On the Front Lines in Syria

A conversation between Michael Pfister and Lefteris Pitarakis.

AP photographer Lefteris Pitarakis has been working as a photojournalist in the Middle East for two decades. He spoke with ZEIT ONLINE Director of Photography Michael Pfister about the risks and emotional stress he faces in the field.

Pitarakis and Pfister met at a 2019 Dart Centre Europe retreat that focused on how journalists can support colleagues in distress.

A local resident uses his mobile to take photos of the damages on a house, caused by a mortar fired from inside Syria, on the Turkish town of Akcakale, southeastern Turkey, Saturday, Oct. 12, 2019.

Michael Pfister: You spent the last few weeks on the front line of Turkey's incursion into Syria. What was the greatest challenge you faced on this assignment?

Lefteris Pitarakis: The biggest challenge, as always, was access to the story itself. Army positions in Turkey were off limits, and we had to work long hours and drive huge distances to see convoys of tanks and other vehicles being transferred close to the border, as well as Turkey-supported Syrian fighters going in.

In many cities, we were blocked from areas adjacent to the border and we had to work from nearby hills, overlooking Syria. Many local residents were  reluctant to talk to foreign media, and there was also occasional shelling in Turkey from inside Syria, so we had to be extremely careful.

Pfister: On one hand, you photographed combat images: tanks, bombs and smoke-filled skies. On the other hand, you took pictures of parents who lost their children and homes in the violence. How do you process all of these impressions?

Pitarakis: Let me first emphasize that my photos focused on the effects on people on the Turkish side only. I believe that the effects on people inside Syria were far greater, and I wish I had had the chance to work there as well.

To answer your question, I think my experience helps me deal with the extreme situations I cover. It's never easy, and you always have to be wary of the effects your coverage has on you. Nowadays, we are all aware of the effects of trauma and know that it is extremely important to make sure you and you colleagues get the help they might need during and after an assignment.

Members of the family of ten-month-old Mohammed Omar Saar, killed during incoming shelling from Syria, react following the baby's funeral in Akcakale, Sanliurfa province, southeastern Turkey, Friday, Oct. 11, 2019. 

Pfister: You were witness to people mourning over lost family members. What was the saddest moment for you?

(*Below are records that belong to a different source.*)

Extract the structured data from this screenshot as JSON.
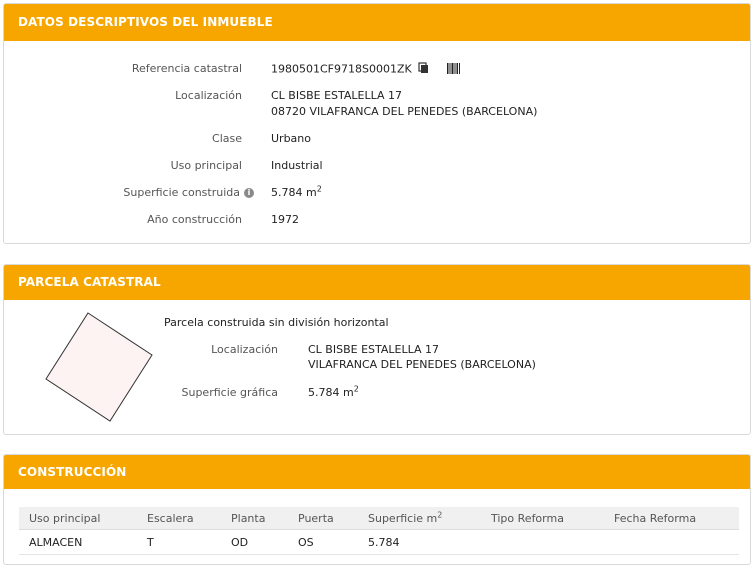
{
  "datos": {
    "title": "DATOS DESCRIPTIVOS DEL INMUEBLE",
    "ref_label": "Referencia catastral",
    "ref_value": "1980501CF9718S0001ZK",
    "loc_label": "Localización",
    "loc_line1": "CL BISBE ESTALELLA 17",
    "loc_line2": "08720 VILAFRANCA DEL PENEDES (BARCELONA)",
    "clase_label": "Clase",
    "clase_value": "Urbano",
    "uso_label": "Uso principal",
    "uso_value": "Industrial",
    "sup_label": "Superficie construida",
    "sup_value": "5.784 m",
    "sup_unit_exp": "2",
    "anio_label": "Año construcción",
    "anio_value": "1972"
  },
  "parcela": {
    "title": "PARCELA CATASTRAL",
    "desc": "Parcela construida sin división horizontal",
    "loc_label": "Localización",
    "loc_line1": "CL BISBE ESTALELLA 17",
    "loc_line2": "VILAFRANCA DEL PENEDES (BARCELONA)",
    "sup_label": "Superficie gráfica",
    "sup_value": "5.784 m",
    "sup_unit_exp": "2"
  },
  "construccion": {
    "title": "CONSTRUCCIÓN",
    "headers": [
      "Uso principal",
      "Escalera",
      "Planta",
      "Puerta",
      "Superficie m",
      "Tipo Reforma",
      "Fecha Reforma"
    ],
    "sup_header_exp": "2",
    "rows": [
      [
        "ALMACEN",
        "T",
        "OD",
        "OS",
        "5.784",
        "",
        ""
      ]
    ]
  },
  "icons": {
    "copy": "copy-icon",
    "barcode": "barcode-icon",
    "info": "info-icon"
  },
  "colors": {
    "header": "#f7a600",
    "parcel_fill": "#fdf3f3"
  }
}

Pitarakis: I've covered funerals of both civilians and soldiers, and there is always a difference. Civilians are completely innocent bystanders, whereas soldiers are combatants, making death a constant possible outcome. I believe the expression of mourning in the case of soldiers is more subtle, more controlled.

The saddest moment for me was definitely the funeral of Mohammed Omar Saar, a 10-month-old baby killed by shelling from Syria. His parents and the broader family  themselves refugees from Syria who had fled the war and found refuge in Turkey  were in complete shock. I could see the deep sorrow behind their blank faces as I was photographing them.

Pfister: How do you try to capture the situation faced by the war refugees – including families and children confronting uncertain futures – that you meet every day?

Pitarakis: I have covered refugees and displaced people across the Middle East throughout my career and I always approach refugees with sensitivity and the utmost respect. These people have lost nearly everything, and their futures are, as you say, totally uncertain, if not bleak. I try to depict their life and their plight in the most decent and respectful way possible. I try to spend as much time as I can with them, listening to their stories and giving them a chance to be heard.

Local residents look on as a convoy of Turkish forces' trucks transporting tanks is driven on a road towards the border with Syria in Sanliurfa province, Saturday, Oct. 12, 2019.


Pfister: Unlike your colleagues in television, as a photojournalist you are often on your own in the field. What risks did you face in your work on the Turkish-Syrian border?

Pitarakis: I work for the Associated Press, so I regularly worked with video journalists and/or text reporters, not to mention the great help of our media assistants that were driving for us.

At other times, I tried to team up with colleagues that I know and respect. In this kind of theater, you can’t be alone. You have to always calculate the possibility of something going wrong and you have to be able to trust the people you are with. On this assignment, the risks mostly had to do with incoming mortar and sniper fire. And the possibility of detention by the authorities if you went a little too far.

Pfister: How long did you plan to be on the front line?

Pitarakis: There was no concrete plan. It was totally uncertain from the beginning, so I was prepared to stay for several weeks. Upon implementation of the ceasefire, there wasn't much more to see from the Turkish side, so we pulled back. But we are on alert for possible redeployment at any time.

A journalist looks out of a hole on a house that was damaged by a mortar fired from inside Syria, on the Turkish town of Akcakale, southeaster, Turkey, Saturday, Oct. 12, 2019.